The number of bits is defined in powers of two. Therefore an 8-bit ADC would have 28 or 256 bits of resolution. For a simple 3-bit ADC converter, the resolution is shown in the stairstep analogy below where digital words are shown on the y axis versus the signal voltage range and increments on the x axis.

ADC Digital Code Versus Input Voltage (Image courtesy of Reference 2)

For those just experiencing digital signaling, one can see how the binary use of “ones” and “zeros” is merely a way of turning a switch on as a “one” bit and off as a “zero” bit. This is a departure from our base ten counting system that originates from the number of digits on a human hand. A ten position switch is not easily implemented in electronics. Thus, the focus has centered on faster switching transistors and resulted in the frequency increase craze.

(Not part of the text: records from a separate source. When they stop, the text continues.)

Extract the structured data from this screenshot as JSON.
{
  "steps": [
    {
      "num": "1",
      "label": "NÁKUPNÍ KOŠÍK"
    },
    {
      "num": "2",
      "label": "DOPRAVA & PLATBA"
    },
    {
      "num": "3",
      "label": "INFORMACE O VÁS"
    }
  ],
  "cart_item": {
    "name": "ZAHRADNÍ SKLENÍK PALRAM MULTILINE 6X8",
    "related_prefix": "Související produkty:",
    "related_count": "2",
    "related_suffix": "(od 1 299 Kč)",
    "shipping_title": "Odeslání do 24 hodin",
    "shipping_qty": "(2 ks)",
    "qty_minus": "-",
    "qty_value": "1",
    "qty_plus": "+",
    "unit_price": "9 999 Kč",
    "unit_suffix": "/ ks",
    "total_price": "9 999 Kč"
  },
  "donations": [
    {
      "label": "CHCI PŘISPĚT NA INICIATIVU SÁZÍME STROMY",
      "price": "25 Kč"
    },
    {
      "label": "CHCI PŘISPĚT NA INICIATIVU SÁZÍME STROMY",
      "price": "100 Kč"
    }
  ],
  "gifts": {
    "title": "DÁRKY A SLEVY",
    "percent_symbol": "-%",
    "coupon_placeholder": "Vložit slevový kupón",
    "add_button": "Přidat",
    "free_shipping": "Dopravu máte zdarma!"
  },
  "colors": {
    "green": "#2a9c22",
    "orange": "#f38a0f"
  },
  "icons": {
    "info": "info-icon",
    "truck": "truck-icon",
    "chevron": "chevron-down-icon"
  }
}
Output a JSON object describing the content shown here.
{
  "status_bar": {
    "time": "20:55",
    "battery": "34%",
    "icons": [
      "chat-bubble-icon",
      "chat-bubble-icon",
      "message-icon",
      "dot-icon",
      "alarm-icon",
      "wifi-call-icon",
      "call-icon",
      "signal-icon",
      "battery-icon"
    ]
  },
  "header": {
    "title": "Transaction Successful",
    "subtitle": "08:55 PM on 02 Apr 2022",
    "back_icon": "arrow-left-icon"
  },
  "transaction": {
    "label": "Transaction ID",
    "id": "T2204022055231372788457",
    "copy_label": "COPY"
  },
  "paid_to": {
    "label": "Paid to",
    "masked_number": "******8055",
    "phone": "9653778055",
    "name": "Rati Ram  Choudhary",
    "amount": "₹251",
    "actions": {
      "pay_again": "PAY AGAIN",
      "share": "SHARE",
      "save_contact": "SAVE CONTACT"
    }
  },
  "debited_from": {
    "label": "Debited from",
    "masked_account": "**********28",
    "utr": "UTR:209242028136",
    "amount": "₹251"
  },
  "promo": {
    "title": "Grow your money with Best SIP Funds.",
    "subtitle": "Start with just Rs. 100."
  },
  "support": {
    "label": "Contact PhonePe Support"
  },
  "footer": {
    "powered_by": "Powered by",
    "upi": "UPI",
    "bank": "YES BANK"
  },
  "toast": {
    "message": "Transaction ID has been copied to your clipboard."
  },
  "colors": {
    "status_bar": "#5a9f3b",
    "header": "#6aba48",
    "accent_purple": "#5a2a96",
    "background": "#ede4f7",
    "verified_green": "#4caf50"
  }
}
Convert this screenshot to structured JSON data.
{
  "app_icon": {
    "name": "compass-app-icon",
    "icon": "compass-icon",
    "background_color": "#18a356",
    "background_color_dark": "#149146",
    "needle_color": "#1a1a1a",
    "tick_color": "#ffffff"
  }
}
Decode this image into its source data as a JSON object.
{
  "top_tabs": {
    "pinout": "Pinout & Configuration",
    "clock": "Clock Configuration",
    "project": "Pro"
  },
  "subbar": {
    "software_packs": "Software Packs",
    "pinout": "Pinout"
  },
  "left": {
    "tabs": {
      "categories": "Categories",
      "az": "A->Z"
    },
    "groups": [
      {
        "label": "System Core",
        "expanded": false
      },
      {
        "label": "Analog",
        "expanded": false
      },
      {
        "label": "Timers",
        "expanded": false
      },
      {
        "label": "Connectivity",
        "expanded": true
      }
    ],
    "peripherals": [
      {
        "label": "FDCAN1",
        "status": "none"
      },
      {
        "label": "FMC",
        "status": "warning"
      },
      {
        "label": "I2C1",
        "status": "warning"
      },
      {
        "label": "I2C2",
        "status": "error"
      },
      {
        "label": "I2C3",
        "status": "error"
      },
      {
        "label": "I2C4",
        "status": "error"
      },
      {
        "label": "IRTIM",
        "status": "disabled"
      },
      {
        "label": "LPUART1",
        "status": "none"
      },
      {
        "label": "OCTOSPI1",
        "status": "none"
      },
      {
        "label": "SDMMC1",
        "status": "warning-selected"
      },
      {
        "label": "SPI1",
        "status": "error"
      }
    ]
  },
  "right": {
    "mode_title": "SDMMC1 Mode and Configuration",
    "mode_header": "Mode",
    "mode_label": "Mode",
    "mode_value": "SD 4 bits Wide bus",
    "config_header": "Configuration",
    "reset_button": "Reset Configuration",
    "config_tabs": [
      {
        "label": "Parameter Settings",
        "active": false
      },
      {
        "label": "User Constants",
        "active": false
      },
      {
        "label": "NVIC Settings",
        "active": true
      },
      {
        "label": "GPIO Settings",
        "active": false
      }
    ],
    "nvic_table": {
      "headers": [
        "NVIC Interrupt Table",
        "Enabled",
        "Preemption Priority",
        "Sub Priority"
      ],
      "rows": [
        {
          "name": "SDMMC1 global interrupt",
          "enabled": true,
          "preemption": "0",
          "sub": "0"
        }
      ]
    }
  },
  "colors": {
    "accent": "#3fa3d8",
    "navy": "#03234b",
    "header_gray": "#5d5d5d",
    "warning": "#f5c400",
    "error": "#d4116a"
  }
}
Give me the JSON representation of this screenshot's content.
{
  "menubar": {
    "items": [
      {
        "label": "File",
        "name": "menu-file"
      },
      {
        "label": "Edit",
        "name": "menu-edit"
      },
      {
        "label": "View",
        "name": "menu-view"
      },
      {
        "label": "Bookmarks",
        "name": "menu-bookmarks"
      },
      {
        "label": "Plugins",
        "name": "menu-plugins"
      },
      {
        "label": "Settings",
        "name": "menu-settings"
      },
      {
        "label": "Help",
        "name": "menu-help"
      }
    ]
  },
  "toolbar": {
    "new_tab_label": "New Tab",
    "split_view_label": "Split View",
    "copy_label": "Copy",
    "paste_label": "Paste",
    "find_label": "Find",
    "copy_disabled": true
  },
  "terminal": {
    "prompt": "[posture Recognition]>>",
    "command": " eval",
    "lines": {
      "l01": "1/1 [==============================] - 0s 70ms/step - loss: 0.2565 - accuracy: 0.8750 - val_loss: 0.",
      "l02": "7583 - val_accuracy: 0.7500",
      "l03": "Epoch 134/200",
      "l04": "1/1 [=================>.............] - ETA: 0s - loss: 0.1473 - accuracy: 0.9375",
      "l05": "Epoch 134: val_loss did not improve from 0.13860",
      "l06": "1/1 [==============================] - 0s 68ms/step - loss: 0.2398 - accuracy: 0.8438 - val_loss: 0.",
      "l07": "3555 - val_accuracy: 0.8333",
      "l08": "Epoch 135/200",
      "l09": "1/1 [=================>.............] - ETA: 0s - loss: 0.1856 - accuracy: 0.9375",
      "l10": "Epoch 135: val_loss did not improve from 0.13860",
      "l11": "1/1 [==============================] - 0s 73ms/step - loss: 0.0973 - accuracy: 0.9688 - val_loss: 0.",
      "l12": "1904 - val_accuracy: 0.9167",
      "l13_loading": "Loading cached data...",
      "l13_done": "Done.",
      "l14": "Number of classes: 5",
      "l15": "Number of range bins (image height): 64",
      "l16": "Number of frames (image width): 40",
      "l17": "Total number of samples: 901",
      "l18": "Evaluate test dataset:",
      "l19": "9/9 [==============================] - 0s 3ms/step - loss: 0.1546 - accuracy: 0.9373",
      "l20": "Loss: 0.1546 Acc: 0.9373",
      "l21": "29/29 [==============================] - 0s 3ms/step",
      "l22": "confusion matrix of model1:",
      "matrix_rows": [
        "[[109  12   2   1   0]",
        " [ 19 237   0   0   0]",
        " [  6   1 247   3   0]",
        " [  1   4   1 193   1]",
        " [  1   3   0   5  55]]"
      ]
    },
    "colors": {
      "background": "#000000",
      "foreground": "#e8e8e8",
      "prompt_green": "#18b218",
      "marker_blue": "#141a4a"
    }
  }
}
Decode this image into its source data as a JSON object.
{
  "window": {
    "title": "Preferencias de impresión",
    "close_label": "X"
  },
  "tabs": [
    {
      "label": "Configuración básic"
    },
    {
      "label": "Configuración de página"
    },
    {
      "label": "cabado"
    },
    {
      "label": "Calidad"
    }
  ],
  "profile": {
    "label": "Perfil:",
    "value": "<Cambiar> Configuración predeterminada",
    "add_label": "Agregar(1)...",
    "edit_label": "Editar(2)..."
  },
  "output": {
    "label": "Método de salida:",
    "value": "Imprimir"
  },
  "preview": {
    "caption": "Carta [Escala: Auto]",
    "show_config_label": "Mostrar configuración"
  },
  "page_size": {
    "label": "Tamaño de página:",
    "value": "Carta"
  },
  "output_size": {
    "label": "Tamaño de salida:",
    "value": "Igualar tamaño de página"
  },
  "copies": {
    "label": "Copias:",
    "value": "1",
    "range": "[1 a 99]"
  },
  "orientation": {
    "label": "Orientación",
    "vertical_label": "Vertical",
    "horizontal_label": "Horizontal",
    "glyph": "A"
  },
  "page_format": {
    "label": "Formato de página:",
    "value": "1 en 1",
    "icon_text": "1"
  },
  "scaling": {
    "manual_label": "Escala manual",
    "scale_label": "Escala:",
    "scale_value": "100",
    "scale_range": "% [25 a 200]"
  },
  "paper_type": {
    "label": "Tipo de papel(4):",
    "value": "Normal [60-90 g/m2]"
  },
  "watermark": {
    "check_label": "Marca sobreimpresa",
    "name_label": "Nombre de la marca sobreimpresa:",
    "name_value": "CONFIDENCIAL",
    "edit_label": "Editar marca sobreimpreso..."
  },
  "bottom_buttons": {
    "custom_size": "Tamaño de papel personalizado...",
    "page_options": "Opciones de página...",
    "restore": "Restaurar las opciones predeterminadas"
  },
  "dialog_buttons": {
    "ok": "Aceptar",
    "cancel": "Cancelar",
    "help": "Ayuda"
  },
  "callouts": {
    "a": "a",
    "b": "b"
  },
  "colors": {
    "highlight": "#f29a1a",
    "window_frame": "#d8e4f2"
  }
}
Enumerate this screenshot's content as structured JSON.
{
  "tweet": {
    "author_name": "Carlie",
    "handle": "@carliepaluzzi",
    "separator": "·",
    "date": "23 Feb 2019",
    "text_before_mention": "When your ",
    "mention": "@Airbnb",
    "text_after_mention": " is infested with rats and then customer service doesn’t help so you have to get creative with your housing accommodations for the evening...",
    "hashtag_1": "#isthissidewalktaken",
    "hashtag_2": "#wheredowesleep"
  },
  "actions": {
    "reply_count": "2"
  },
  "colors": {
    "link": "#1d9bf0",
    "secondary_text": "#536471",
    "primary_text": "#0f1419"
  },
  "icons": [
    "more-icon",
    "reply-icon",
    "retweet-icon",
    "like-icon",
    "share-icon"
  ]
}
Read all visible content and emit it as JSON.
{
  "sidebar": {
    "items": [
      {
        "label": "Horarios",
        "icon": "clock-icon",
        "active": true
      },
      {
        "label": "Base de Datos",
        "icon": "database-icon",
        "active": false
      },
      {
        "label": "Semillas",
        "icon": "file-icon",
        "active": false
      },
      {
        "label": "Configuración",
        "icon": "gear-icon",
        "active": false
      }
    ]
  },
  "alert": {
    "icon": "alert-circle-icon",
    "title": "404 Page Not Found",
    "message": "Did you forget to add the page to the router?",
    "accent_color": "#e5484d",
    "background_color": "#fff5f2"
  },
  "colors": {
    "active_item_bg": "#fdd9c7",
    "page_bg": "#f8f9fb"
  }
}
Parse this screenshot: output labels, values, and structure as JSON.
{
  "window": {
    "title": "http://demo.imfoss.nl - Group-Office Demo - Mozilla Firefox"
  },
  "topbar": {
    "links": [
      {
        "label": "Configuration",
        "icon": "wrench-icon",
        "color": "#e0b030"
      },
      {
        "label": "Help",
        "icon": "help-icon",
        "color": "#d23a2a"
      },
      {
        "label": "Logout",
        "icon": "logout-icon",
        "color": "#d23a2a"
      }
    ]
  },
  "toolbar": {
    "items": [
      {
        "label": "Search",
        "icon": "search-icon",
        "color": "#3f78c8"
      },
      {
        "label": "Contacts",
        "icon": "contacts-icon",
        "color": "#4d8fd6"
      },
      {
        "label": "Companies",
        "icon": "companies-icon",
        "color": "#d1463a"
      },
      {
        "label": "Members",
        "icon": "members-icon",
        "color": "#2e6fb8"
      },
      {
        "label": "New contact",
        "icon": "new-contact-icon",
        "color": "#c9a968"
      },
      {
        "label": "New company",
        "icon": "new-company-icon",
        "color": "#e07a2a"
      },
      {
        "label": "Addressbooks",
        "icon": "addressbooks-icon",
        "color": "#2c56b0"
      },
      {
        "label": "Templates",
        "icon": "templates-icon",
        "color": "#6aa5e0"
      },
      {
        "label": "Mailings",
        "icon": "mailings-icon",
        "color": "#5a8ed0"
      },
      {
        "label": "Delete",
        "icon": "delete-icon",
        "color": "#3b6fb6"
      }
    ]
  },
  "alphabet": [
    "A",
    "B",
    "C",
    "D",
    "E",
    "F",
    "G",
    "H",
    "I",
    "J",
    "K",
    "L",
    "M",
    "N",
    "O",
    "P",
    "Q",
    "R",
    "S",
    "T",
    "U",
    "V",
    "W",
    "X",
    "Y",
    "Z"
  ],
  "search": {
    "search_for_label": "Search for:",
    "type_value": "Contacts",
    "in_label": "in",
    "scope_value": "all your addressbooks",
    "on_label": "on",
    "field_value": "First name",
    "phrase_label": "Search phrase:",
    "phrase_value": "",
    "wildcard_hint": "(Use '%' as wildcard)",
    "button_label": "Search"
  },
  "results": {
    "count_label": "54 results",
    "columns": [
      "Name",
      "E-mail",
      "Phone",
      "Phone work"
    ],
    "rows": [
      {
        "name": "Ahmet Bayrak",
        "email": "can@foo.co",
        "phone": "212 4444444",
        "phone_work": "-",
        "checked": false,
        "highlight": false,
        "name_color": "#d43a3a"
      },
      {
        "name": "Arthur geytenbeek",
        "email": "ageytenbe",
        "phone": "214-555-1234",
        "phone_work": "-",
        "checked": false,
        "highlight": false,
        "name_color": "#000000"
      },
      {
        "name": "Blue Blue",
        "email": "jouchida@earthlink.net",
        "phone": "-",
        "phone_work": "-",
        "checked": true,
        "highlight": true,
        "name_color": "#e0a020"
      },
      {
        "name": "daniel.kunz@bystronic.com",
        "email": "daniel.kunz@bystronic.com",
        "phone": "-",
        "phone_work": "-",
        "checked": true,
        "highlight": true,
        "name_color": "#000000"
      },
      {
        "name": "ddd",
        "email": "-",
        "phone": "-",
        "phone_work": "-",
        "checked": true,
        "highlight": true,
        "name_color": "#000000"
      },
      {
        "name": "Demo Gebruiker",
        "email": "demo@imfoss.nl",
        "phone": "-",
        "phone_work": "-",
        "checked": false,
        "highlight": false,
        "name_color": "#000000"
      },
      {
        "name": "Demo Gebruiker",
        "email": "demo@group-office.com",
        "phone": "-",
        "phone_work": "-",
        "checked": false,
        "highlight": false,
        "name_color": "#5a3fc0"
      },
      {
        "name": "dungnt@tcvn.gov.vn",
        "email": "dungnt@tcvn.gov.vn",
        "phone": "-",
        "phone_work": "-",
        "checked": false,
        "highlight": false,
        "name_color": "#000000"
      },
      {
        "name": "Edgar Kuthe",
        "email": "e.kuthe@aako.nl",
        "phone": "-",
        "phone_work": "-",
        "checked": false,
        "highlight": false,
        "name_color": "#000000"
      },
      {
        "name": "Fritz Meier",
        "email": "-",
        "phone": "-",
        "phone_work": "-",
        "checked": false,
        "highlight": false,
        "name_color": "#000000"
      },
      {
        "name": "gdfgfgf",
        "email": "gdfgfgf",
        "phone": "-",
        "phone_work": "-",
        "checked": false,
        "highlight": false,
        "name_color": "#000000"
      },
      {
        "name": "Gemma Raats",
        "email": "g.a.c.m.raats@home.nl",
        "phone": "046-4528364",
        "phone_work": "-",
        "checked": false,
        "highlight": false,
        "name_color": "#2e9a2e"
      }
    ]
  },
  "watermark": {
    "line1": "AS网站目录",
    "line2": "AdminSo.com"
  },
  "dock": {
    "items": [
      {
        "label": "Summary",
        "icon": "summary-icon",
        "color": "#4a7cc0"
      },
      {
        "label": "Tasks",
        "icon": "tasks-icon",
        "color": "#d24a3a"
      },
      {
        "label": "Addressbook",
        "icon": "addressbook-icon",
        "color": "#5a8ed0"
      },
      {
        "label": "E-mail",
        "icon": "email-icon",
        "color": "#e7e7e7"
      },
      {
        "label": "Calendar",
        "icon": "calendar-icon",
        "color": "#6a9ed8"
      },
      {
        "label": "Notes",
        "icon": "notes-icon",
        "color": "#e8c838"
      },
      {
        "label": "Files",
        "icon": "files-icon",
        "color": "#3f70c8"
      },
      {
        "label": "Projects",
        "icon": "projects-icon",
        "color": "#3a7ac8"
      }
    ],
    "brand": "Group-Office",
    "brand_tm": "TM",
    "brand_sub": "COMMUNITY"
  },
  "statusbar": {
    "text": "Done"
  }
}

Several factors come into play when digitizing a signal. These create errors such as quantization error between the levels of voltage detection. Other errors include non-linearity of the signal. Reference 2 outlines these errors in more detail.

Error is not limited to the analog side of an ADC. Noise and clock jitter affect the digital signal.

Sources vary on the types of ADCs. The basic types of ADCs include:

3. Dual slope converter.
4. Successive approximation converter.

ADCs are chosen based on speed and accuracy. The more bits in the ADC, the higher the accuracy and the slower it is as each bit adds a clock cycle. The various types of ADCs are compared for speed and accuracy in the following figure:

Comparison of ADC Technologies (Image courtesy of Reference 1)

Although ADCs are digital devices, there is a wealth of analog technology at the front end of each technology. The details go beyond this basic introduction. Many of the ADC companies have tables that assist in the selection process. In addition, the type of communication bus that is available helps the selection process as many of the serial links are bandwidth or bit count limited. As with anything, the more performance and speed that is required, the higher the complexity and cost. This has resulted in a growing market of ADCs that expands with the applications much like the sensor market. Also like the sensor market, ADCs are improving as technology enables better functionality.

References

1. “Analog to Digital Converter, Georgia Tech, Mechatronics, Fall 04